Today is my last day at Trivadis. I worked for this company more than 23 years, and most of the time, I loved my job. To conclude my time as a consultant and trainer, here are three funny stories that happened to me over the years.
Technical Interview with a Condition
Before I started at Trivadis in 1999, I had interviews with various people at Trivadis. The technical interview I had with Urs Meier, one of the founders of Trivadis. He talked to me about all kinds of topics related to Oracle and other technologies. When he asked about my experience with performance tuning, I was proud to explain how I can display an execution plan in SQL*Plus – that wasn’t as easy with Oracle 8 as it is today. But then he asked some more questions, and we had this conversation:

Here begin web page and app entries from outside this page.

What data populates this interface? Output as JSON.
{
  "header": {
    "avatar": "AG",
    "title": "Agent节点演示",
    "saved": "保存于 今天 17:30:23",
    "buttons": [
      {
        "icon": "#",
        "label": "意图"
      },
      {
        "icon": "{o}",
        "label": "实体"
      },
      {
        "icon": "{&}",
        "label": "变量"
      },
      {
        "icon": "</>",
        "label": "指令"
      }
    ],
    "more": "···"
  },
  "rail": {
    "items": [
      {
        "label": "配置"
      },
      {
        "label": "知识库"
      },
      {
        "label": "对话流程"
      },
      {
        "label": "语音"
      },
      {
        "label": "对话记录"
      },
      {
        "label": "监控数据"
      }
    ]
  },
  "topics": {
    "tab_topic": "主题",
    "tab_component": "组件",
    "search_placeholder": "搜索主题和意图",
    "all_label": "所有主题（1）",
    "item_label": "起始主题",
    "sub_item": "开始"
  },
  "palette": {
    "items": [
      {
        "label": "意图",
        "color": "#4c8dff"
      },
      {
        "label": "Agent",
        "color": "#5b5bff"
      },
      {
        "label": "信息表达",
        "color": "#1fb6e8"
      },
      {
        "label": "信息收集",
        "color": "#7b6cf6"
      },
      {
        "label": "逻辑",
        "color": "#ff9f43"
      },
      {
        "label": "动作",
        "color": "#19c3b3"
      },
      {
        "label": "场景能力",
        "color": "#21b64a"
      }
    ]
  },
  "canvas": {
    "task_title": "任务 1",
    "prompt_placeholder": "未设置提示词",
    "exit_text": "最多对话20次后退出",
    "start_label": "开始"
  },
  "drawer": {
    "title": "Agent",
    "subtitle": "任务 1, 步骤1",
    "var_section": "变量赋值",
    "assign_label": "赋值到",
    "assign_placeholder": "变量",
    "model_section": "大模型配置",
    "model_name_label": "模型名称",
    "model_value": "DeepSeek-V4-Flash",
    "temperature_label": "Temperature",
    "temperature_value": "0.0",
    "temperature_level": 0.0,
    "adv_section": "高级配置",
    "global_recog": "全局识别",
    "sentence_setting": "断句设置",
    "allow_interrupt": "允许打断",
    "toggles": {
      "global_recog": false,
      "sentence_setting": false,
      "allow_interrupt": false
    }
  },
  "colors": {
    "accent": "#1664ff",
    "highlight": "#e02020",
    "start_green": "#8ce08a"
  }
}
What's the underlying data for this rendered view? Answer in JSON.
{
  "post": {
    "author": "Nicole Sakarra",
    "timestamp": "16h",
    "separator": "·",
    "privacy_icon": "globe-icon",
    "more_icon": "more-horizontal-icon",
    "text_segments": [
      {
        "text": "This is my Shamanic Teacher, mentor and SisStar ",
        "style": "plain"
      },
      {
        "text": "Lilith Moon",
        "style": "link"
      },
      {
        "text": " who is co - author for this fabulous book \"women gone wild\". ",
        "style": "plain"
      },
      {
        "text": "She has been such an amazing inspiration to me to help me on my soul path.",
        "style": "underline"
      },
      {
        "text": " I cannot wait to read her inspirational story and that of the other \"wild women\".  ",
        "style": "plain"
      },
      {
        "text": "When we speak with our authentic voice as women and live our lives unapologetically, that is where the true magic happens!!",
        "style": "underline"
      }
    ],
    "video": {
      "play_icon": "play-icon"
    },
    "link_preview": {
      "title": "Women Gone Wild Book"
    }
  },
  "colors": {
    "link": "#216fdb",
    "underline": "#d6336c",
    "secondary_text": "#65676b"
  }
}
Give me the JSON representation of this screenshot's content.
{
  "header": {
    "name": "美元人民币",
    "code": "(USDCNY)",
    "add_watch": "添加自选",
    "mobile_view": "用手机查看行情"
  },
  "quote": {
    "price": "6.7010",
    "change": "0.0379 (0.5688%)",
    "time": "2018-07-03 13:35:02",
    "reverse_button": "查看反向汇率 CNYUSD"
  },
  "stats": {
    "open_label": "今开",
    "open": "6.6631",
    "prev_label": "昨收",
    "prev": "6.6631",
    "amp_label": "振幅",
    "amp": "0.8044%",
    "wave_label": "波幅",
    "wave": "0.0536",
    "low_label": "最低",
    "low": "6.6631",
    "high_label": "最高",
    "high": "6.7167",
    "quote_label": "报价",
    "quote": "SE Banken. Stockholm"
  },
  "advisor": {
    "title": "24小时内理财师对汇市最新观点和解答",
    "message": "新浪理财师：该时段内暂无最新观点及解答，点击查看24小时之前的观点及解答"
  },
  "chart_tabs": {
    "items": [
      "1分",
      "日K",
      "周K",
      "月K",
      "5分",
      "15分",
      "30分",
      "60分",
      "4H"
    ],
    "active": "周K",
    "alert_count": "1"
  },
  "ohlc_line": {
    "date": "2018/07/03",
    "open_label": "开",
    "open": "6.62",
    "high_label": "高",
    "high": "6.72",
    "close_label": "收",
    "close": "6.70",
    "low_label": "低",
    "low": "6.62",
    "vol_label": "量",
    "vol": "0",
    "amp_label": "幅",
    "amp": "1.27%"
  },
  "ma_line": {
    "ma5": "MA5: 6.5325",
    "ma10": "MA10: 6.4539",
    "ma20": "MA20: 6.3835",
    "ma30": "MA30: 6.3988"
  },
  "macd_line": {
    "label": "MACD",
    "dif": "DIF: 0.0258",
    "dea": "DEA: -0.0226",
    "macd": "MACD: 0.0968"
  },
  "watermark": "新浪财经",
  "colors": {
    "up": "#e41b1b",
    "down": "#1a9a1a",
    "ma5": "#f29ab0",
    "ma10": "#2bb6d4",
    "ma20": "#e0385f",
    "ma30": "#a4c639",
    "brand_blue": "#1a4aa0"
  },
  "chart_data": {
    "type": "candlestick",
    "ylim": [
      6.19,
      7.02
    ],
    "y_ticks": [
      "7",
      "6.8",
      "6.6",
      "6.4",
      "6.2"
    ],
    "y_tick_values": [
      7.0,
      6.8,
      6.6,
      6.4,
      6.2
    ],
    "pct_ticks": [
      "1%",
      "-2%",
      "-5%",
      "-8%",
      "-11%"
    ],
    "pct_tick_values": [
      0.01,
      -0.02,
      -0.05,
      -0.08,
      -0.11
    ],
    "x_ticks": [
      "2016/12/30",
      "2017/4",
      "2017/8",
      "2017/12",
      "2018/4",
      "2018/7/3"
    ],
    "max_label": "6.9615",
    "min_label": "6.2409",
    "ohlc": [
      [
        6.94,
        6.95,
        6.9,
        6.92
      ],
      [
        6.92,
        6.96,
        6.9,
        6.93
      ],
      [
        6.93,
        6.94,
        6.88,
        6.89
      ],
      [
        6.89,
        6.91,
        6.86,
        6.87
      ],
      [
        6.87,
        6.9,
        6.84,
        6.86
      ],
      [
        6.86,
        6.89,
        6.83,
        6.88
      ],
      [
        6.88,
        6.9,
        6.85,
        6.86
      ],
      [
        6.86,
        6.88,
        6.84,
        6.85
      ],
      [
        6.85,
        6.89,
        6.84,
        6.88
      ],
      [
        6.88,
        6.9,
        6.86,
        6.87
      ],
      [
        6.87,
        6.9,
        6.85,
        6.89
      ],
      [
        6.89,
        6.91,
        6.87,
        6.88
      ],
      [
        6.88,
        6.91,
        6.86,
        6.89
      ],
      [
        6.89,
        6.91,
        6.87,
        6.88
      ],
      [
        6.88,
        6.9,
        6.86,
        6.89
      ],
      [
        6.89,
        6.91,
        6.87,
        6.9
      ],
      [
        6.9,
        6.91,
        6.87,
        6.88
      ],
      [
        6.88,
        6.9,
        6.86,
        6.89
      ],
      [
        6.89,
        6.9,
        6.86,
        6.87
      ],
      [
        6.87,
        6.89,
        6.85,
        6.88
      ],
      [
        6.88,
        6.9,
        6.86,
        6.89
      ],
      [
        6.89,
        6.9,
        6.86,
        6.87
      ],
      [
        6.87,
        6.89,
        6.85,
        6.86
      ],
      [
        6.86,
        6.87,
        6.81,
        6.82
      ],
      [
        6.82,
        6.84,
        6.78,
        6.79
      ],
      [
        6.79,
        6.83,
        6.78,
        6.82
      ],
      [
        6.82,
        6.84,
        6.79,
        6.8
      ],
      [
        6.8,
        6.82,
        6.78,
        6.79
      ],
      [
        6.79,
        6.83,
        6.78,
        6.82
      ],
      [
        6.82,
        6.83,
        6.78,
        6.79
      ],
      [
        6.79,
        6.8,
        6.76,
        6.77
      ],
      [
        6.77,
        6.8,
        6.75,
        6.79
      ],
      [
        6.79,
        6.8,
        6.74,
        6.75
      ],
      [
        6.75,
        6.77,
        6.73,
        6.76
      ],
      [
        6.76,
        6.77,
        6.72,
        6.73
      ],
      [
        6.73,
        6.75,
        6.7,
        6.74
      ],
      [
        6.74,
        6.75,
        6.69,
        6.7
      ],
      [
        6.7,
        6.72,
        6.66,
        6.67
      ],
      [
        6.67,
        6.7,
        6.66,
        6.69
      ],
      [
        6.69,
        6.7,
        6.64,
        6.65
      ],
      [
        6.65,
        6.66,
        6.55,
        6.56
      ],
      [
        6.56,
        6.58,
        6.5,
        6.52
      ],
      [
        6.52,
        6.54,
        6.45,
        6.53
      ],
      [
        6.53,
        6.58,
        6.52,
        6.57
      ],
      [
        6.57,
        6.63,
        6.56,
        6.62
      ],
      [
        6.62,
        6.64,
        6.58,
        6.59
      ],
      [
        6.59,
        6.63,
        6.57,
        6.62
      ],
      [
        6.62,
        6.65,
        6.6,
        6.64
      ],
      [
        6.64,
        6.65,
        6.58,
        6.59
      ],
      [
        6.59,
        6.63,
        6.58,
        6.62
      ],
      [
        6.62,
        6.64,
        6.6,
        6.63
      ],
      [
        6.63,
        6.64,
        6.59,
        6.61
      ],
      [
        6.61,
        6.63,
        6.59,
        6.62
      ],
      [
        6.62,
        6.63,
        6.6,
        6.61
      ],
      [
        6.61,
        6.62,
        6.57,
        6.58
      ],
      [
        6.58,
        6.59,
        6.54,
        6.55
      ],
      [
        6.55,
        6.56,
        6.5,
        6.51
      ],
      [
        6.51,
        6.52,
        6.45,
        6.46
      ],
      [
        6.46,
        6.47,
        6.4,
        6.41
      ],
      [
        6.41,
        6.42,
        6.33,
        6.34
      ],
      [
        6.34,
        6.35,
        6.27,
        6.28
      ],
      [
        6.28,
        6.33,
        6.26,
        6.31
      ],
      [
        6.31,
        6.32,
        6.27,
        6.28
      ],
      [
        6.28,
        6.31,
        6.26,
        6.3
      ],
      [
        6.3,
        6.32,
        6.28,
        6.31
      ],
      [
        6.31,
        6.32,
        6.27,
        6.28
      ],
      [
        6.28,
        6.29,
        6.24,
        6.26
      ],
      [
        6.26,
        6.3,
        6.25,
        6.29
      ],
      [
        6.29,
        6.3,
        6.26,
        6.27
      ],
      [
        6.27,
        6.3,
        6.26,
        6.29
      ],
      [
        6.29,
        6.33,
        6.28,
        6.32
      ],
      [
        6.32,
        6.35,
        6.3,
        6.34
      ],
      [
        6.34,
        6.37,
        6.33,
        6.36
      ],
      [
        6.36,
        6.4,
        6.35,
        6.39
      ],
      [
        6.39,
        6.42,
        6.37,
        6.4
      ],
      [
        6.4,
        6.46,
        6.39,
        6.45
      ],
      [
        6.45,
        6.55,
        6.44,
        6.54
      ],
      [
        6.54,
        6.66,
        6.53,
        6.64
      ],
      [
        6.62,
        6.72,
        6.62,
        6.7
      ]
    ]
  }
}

- Urs: “How do you recognize a bad execution plan?”
- Dani: “If the plan contains a full table scan, it is a bad execution plan.”
- Urs: “Really? Why that?”
- Dani: “Because full table scans are bad. They take too much time.”
Of course, Urs was not very pleased about my stupid answer. But then he promised that I will be hired anyway, under one condition: In the first few months at Trivadis, I must attend the training “Oracle SQL Optimizer and Performance Workshop” (he was the instructor of the course at that time). There I will learn why a full table scan is not always a bad choice.
Two years later, I was one of the co-instructors of this training, and since then, I gave the “Optimizer Workshop” more than 100 times. In the meantime I know that full table scans can be a very good choice for some queries.
Private Taxi Driver
Once I had the opportunity to give a three-day training at an industrial company. The head quarter of this company is located in a small town in Germany. As a Swiss, I’m used to travel by train. Unfortunately, the town – let’s call it V. – is located quite remotely in the countryside. There is indeed a train station in V., but the journey was quite long. When I finally arrived on Sunday evening at around 11pm, I looked around for a taxi on the station square. Neither people nor cars were to be seen, I could not even find a sign with the phone number of a cab company. The hotel was too far away from the train station to walk. So, I called the hotel and asked them for a taxi. The lady in the hotel was shocked when I told her that I came by train. She didn’t even know that there are trains stopping in V. on a Sunday evening. But she knew the local taxi driver and called him. After about half an hour, he arrived on the station square and drove me to the little hotel outside the village.
The cab that took me to the customer’s office the next morning had the same driver again. Probably he was the only taxi driver in V.? He told me that he rarely had business people as clients. His usual passengers are elderly people whom he regularly drives to the hospital in the neighboring community. There is not much going on in the small town. He asked how long I would be staying in V. and offered me a flat rate for the next three days. He said I could call him anytime I wanted to go somewhere.
This is how I got a private driver during the three days of my stay. He drove me back and forth between hotel, customer office, city center, bakery and grocery store. Once I asked him if he never gets bored in such a small town. He replied: “I have lived here all my life. In V. we have a swimming pool, a cinema and a go-cart track. What else do you need to be happy?”
Lucky guy! I was happy to return home after three days.
Just a Visitor
For consulting jobs, I was also traveling around quite often. Typically, I had to register at the reception desk when I arrived at a new customer site. I can still remember a dialog that once happened at the security desk of a factory:
- Dani: “Hello, I’m Dani Schnider from Trivadis. A have an appointment with XY.”
- Security officer: “Are you here to work or as a visitor?”
- Dani: “What? – To work… of course.”
- Security officer: “Do you have any tools with you?”
- Dani: “What do you mean with tools?”
- Security officer: “Screwdrivers, drills, hammer, pliers…”
- Dani: “Yes, a laptop.”
- Security officer: “Ok, then you are a visitor!”
Until that day, I always thought that I was working for my customers.
In 2019, I published a blog post about my anniversary 20 Years Working for Trivadis. At the end of this quite euphoric post, I wrote the sentence: “From the current point of view, I hope to stay for a few more year at Trivadis” – Well, I had no idea that so much would change after just three years. Next week I will start my new job at Callista, a Swiss IT service provider for consulting and engineering.